Below are the seven other learning styles to get familiarized with:
- Spatial: Spatial-Visual is a learning style that defines a person's ability to understand visual information by observing and analyzing it. They perceive the world in images rather than words and have a natural ability to visualize objects from different perspectives.
- Bodily/Kinesthetic: Bodily-kinesthetic learning style defines a person's ability to obtain information physically, mainly through body movements. They learn best by doing something and do best when participating in activities or solving problems practically. It is also referred to as the physical or tactile-kinesthetic learning style.
- Musical: Musical learning style defines a person's ability to think in patterns. They are very sensitive to rhythms and sounds and relationships between sounds. For these people, the best way to acquire knowledge easily is by singing, playing musical instruments, composing, conducting, etc.
- Linguistics: Linguistic learning style defines a person's ability to learn through linguistic skills, such as reading, writing, listening, or speaking. Verbal-linguistic learning style refers to a person's ability to reason, solve problems, and learn the language.
- Mathematical/Logical: Logical learning style defines a person's ability to learn through mathematic and linear order, using numbers and abstract visual information. They understand and recognize the patterns and relationships between numbers, actions, or symbols.
- Intrapersonal: Intrapersonal learning style defines learners who prefer to learn independently. These students are self-motivated, enjoy working independently, and learn best when working alone.
- Naturalist: The naturalist learning style defines learners who understand the patterns of living things and have scientific reasoning for the world. They can identify, classify and manipulate elements of the environment, objects, animals, and plants.
It is essential to note that being a social learner is a secondary learning style; the primary learning styles include visual, verbal, kinesthetic, auditory, and logical. Make sure to check these other learning styles out to help determine your primary learning style.
Important methods and strategies

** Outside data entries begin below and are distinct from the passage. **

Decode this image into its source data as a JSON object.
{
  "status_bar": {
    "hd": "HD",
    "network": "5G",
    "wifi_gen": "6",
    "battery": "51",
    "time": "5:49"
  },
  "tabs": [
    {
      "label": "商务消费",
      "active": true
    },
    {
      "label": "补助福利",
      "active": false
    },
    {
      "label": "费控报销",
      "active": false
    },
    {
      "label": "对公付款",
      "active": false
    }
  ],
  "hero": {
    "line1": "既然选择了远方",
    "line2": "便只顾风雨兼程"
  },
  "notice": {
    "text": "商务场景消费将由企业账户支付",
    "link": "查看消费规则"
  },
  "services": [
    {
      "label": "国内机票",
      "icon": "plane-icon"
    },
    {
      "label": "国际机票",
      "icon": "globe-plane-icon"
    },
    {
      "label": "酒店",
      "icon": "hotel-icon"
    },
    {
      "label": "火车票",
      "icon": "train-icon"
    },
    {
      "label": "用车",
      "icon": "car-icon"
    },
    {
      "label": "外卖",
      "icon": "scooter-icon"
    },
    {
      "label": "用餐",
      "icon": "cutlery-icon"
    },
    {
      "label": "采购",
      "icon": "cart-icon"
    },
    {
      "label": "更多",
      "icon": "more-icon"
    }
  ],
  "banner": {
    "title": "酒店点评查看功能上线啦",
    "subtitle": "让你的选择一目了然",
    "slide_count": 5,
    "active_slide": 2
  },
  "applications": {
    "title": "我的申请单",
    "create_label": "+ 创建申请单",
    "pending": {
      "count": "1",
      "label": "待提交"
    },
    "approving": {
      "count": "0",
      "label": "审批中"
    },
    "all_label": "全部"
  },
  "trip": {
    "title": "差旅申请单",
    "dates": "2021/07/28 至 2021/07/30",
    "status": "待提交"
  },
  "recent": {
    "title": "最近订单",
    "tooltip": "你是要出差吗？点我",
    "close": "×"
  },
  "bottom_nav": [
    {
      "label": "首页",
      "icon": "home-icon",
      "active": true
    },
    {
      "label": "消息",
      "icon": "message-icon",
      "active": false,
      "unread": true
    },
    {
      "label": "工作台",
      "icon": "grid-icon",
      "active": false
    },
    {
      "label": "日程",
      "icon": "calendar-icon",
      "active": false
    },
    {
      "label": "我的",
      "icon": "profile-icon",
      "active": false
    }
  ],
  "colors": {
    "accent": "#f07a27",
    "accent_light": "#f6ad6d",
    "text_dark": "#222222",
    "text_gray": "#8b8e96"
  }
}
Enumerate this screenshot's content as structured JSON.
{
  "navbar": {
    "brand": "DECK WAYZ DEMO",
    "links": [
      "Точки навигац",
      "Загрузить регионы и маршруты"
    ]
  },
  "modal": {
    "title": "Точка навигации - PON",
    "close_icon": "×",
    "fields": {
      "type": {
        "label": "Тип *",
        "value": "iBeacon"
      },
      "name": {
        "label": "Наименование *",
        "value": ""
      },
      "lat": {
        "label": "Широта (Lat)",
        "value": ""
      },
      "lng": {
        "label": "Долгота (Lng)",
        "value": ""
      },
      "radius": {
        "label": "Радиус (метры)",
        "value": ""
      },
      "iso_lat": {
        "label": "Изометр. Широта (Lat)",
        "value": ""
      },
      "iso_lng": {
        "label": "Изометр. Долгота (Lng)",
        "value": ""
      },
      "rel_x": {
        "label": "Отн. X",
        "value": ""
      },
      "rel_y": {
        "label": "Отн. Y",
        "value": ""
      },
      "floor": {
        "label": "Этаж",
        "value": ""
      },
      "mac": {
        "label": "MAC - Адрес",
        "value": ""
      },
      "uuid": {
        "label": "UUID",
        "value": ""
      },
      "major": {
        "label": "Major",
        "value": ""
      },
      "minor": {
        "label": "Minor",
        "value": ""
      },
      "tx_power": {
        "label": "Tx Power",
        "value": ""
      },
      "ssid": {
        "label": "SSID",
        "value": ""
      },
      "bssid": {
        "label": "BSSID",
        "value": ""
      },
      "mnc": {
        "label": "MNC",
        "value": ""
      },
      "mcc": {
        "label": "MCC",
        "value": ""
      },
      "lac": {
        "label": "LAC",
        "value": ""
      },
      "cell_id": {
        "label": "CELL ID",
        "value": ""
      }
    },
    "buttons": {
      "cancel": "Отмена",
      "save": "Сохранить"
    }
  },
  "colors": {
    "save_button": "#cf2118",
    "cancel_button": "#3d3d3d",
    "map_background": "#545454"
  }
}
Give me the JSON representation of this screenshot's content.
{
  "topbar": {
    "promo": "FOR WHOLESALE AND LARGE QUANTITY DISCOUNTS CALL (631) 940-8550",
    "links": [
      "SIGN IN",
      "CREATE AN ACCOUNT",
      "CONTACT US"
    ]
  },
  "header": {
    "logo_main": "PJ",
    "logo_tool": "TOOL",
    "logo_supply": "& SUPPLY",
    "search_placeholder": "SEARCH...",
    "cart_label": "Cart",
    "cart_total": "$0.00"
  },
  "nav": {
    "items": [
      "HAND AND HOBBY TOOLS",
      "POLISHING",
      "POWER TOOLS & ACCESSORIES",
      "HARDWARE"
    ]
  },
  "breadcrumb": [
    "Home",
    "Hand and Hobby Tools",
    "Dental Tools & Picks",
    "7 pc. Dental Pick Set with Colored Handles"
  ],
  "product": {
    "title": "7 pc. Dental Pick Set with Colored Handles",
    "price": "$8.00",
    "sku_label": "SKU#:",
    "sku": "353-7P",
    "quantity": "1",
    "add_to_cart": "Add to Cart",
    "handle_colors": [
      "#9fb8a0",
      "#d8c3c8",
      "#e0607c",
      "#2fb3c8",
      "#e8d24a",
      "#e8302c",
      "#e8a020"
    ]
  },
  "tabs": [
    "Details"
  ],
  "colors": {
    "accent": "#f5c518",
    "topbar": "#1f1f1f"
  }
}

To maximize the social/interpersonal learning potential, there are standard methods and strategies:
- Aiming to work with as many people as possible
Social/interpersonal learners seek to be surrounded with as many people as possible, as they believe some of the most innovative ideas happen when interacting with others.
- Joining groups or social clubs
Joining clubs and groups is an excellent option for social/interpersonal learners, as participants are encouraged to share their opinions on a given topic and engage with others.
- Finding online communities and forums for discussions
Forums are the platforms for social/interpersonal learners to communicate with a bigger audience, including people from different parts of the world.
- Participating in panel discussions and debates
When challenged, social/interpersonal learners will do all it takes to convince people that their opinion is correct. Having an opposing point of view serves as additional motivation to do better.
- Peer-teaching: reviewing someone's work
Social/Interpersonal learners are good at teaching. They will get highly excited if asked to choose one thing they are good at and explain it to others.
- Role-playing techniques
A role-play aims to motivate people to act as if the given situation is a real-life event. Thus, social/interpersonal learners will do their best to get into the role and look at the circumstances from another perspective.
To conclude, social/interpersonal is one of 8 learning styles that define our way of obtaining new information. The power of people with a high level of interpersonal intelligence is in communicating with other people. They may be good at leading teams and groups, understanding other people, and resolving conflicts.